200g bread flour (~1 1/4 cup)
150g water (~1/2 cup)
1 tsp salt
1 tsp yeast

1. Combine flour, water, salt, and yeast in a bowl. Use a spoon or your hands and mix until all ingredients are incorporated.

2. Cover bowl with plastic wrap and allow to sit out at room temperature for at least 6-8 hours. More if possible. The dough should more than double in size.

3. Transfer the dough to a lightly floured counter and form into a ball.

4. Add 1-2 tbsp of oil to a cast iron skillet (or try garlic butter!), and roll the dough ball around to coat it evenly with oil. Press the dough down with your hands to flatten it. The dough will probably not reach the edges of the skillet yet. Cover again with plastic wrap and let sit for another hour at room temperature.

4. Turn oven on high, at least 500F. Make your sauce or use a premade one.

5. The dough should mostly fill the pan after the hour rest. Use your hands to press the dough around until it completely fills the pan.

6. Top with sauce, cheese, and toppings. Go crazy!

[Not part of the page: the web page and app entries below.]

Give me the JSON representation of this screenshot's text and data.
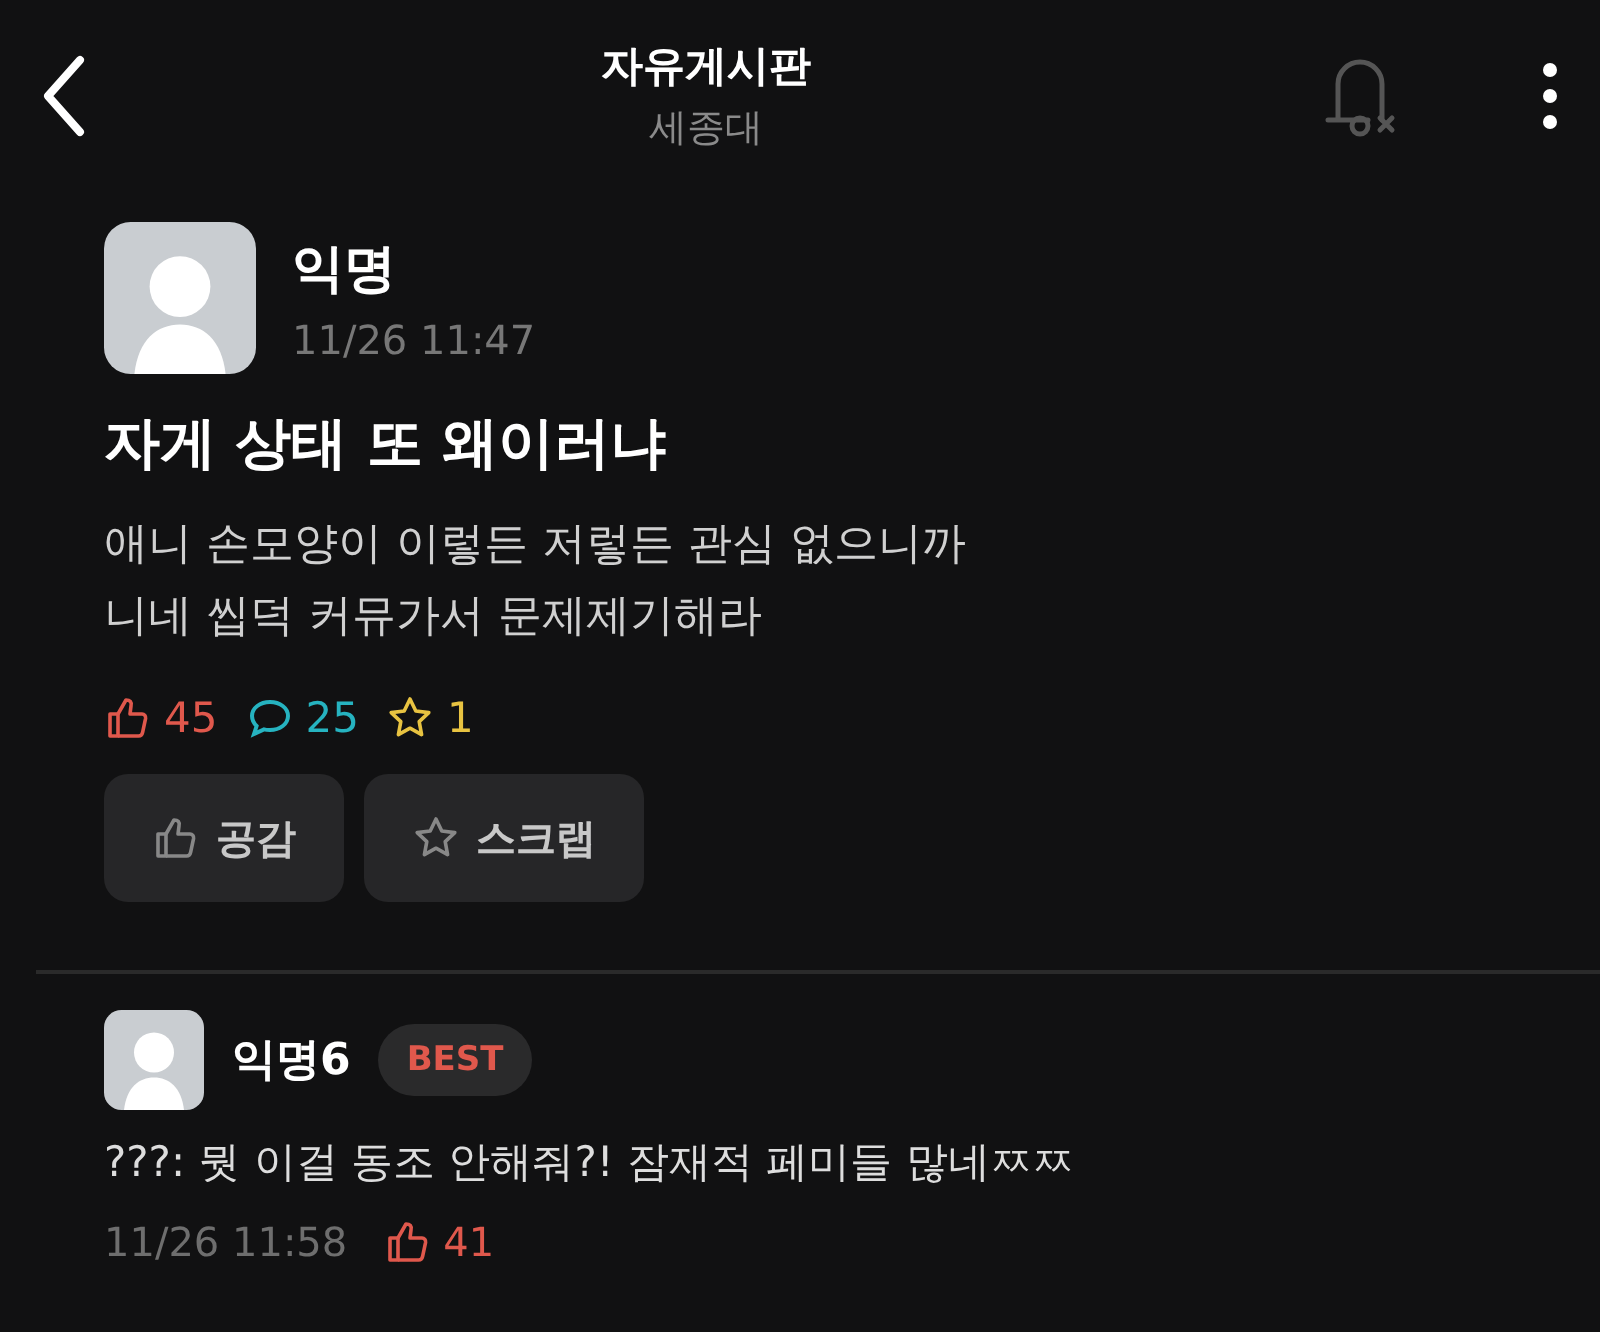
{
  "header": {
    "title": "자유게시판",
    "subtitle": "세종대"
  },
  "post": {
    "author": "익명",
    "time": "11/26 11:47",
    "title": "자게 상태 또 왜이러냐",
    "body": [
      "애니 손모양이 이렇든 저렇든 관심 없으니까",
      "니네 씹덕 커뮤가서 문제제기해라"
    ],
    "stats": {
      "likes": "45",
      "comments": "25",
      "scraps": "1"
    },
    "buttons": [
      {
        "kind": "like",
        "label": "공감"
      },
      {
        "kind": "scrap",
        "label": "스크랩"
      }
    ]
  },
  "comments": [
    {
      "author": "익명6",
      "badge": "BEST",
      "text": "???: 뭣 이걸 동조 안해줘?! 잠재적 페미들 많네ㅉㅉ",
      "time": "11/26 11:58",
      "likes": "41"
    }
  ]
}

7. Toss the pan into the oven and cook until the cheese is slightly brown and bubbly, about 12 minutes. Using a fork or thin spatula, lift up the pizza to see if the bottom has browned. If it is not as crisp as you like, cook it on the stove top over medium-high heat. Make sure to move the pizza around in the pan to prevent the bottom from burning.

8. Let cool, cut, and enjoy!